Using Our Strengths to Improve Teamwork
Department: Division of Student Affairs
As an enthusiastic user of the StrengthsQuest™ online assessment in her curriculum and academic advising sessions, TRIO Student Support Services Program director Angie Klimko has long been hoping to bring greater university awareness about the tool to her staff and other WSU colleagues. That commitment paid off earlier this month when 27 faculty and staff members from the Washington State University system participated in an Accelerated Strengths Coaching Course. Some participants were long time users and others were newer to using the assessment as a tool.
The StrengthsFinder assessment allows people to recognize their own value as well as the value and talents in others. One course attendee explains, “Strengths has opened my heart and mind in so many ways. First of all, I have a better understanding of who I am and what drives me. Now that I appreciate my own unique talents I can focus my energy on developing those talents into strengths that will have lasting impact on my staff, students and the university as a whole. Strengths gives me the power to dream, think, and act, to improve outcomes for recruitment, WSU, and the people around me.”
Strengths can give universities like WSU a common language to discuss our differences and similarities, and how we can improve our work performance as faculty, staff, and other working groups. Knowing and understanding the strengths of our students can also improve and enhance the students' transformational experience of WSU, both inside and outside the classroom. As one course attendee indicated, “Strengths would be a wonderful fit with the transformational student experience. This would be a great vehicle for students to engage in self-discovery and confidence building.“ On the Pullman campus, the First Scholars Program is one example of how the StrengthsFinder tool is used in the advising of WSU students. Program Director Eva Navarijo explains, “One of the first activities I do with my Scholars is assess their strengths, and identify which strengths are personal and unique to each student. This activity encourages my students to grow confidence in their individual talents, and seek out experiences that draw on and develop their strengths. As an advisor, I value StrengthsFinder for its ability to transform the way my students see themselves and for giving them personalized language to describe their natural talents in a way that helps them stand apart from other college students. The StrengthsFinder tool allows me to assist them with exploring best fits within their academics, extracurricular activities, and relationships.”
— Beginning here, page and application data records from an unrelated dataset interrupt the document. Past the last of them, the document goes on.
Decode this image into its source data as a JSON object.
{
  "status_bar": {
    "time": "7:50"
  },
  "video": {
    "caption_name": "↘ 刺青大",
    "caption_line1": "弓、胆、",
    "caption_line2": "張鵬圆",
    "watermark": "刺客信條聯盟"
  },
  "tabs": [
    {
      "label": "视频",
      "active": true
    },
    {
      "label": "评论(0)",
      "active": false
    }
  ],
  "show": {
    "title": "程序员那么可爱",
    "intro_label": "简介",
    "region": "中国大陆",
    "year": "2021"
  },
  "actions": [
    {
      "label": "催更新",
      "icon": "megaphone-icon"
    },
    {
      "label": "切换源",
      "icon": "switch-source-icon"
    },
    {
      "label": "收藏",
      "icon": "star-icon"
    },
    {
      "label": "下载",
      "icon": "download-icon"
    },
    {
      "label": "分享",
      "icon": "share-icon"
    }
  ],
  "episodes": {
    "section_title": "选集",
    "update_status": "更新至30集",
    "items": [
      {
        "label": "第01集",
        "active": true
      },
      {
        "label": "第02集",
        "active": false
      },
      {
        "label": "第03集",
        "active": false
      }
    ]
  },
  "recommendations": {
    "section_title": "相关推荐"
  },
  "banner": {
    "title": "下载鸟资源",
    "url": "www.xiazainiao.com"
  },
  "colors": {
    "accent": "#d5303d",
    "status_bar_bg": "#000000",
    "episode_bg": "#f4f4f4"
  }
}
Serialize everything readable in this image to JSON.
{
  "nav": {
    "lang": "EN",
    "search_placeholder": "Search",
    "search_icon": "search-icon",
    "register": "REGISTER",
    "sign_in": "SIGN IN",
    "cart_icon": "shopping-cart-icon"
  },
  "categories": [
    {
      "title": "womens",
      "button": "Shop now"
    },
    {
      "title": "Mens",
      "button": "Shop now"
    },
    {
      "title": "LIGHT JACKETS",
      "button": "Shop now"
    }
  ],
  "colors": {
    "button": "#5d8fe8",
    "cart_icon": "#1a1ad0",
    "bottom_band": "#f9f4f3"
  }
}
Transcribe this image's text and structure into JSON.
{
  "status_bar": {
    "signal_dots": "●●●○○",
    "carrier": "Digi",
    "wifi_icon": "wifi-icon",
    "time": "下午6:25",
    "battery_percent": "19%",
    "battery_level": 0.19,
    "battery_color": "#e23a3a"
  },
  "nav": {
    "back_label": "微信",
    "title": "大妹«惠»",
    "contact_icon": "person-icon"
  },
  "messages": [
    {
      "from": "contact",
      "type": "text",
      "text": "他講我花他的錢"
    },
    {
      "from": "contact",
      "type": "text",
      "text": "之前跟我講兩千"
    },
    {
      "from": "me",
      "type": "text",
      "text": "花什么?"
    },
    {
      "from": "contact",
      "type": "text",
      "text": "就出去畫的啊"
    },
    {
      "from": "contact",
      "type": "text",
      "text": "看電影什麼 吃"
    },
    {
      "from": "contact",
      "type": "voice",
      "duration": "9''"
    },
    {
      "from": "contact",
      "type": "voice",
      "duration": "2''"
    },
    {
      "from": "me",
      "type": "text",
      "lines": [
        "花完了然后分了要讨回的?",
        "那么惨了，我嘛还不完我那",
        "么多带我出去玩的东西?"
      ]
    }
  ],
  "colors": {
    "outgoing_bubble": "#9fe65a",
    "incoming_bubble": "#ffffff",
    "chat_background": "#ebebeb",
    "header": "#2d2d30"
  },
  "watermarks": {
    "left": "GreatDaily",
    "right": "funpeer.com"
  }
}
Using strengths in the work environment can also improve work performance of teams, engagement and outcomes of employees. Rooted in a positive psychology viewpoint, using strength assessments can provide the campus community with a shared language to talk about leadership, student success and deepen our performance in specific areas in which we have the potential to do well. Strength building can lead to success by focusing on what we do well and managing around our weak areas. Another benefit is that the widespread use of the StrengthsFinder assessment can serve as a mechanism to become “oneWSU". It can create a common ground and awareness regardless of campus location. Using Strengths more systematically is a way that WSU could be set apart from other institutions and enhance critical partnerships. “I think by having almost 30-40 coaches at WSU, we could work with utilizing and maximizing our strengths rather than searching for the areas we are needing to improve on. We could utilize it also to work together as a university to strengthen relationships with student affairs and academia to better serve our students,” said another participant.
This cadre of newly certified coaches are excited to use their collective strengths to make a potential impact within the university system. If you would like to be part of this working group or just want more information on StrengthsFinder please contact Angie Klimko at email@example.com.
By Lucila Loera, Assistant Vice-President of Student Affairs, Office for Access, Equity, & Achievement